■ INSTRUCTIONS FOR THE TASK
Present each line of the entries below that holds the word "Step".

::: DATA IN THIS EXERCISE :::

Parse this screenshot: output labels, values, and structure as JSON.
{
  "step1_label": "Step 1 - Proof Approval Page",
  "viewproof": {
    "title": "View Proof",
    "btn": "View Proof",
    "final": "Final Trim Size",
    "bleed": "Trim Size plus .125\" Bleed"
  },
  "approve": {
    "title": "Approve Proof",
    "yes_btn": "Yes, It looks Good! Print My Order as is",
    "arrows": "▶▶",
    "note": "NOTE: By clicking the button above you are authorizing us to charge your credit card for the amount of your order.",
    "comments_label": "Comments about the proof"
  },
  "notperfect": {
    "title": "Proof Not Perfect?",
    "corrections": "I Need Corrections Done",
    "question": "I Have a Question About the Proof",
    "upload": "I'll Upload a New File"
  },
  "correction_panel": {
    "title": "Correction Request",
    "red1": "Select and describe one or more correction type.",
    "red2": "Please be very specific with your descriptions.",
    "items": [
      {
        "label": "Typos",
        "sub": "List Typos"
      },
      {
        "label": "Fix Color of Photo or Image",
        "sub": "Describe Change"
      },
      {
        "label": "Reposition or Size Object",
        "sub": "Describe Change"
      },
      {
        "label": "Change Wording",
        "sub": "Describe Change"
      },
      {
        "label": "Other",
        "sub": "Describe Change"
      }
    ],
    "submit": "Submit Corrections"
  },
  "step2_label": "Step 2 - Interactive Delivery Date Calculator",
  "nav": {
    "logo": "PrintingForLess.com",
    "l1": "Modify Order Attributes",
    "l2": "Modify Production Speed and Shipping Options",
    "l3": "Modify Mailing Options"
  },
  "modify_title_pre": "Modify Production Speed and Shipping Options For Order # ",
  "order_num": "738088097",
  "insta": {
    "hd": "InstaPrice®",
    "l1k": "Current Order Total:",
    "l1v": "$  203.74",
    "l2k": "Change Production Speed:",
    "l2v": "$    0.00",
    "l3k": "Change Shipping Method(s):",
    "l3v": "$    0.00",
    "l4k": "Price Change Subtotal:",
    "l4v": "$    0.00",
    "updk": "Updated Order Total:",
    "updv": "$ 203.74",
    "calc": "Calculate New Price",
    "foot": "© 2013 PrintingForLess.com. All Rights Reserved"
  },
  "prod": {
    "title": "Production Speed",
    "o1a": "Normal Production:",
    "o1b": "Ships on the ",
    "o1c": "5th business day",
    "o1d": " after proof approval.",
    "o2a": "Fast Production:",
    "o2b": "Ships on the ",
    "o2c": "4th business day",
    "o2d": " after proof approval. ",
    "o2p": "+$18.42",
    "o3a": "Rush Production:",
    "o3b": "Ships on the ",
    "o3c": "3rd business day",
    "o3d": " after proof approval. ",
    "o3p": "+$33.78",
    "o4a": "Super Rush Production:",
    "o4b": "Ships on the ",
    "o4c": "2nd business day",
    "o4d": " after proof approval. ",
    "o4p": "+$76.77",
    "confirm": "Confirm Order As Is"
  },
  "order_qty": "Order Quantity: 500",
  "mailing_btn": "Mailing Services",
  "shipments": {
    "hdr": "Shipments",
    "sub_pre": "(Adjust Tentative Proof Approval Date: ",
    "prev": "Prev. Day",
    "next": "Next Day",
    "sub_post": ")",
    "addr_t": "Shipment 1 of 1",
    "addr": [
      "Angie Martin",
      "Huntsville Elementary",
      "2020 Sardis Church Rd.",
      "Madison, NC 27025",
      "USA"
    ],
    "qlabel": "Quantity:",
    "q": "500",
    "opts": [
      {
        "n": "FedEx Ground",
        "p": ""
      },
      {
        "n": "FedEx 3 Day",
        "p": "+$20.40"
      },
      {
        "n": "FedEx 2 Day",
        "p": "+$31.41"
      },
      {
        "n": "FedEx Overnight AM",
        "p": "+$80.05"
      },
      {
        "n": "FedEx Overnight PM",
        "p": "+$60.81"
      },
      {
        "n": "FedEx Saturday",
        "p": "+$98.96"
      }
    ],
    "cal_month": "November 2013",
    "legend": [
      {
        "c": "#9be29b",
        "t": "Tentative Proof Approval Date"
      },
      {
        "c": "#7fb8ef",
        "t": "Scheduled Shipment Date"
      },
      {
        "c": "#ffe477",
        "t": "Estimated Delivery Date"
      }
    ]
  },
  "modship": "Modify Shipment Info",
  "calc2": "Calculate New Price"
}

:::

■ REPLY
  "step1_label": "Step 1 - Proof Approval Page",
  "step2_label": "Step 2 - Interactive Delivery Date Calculator",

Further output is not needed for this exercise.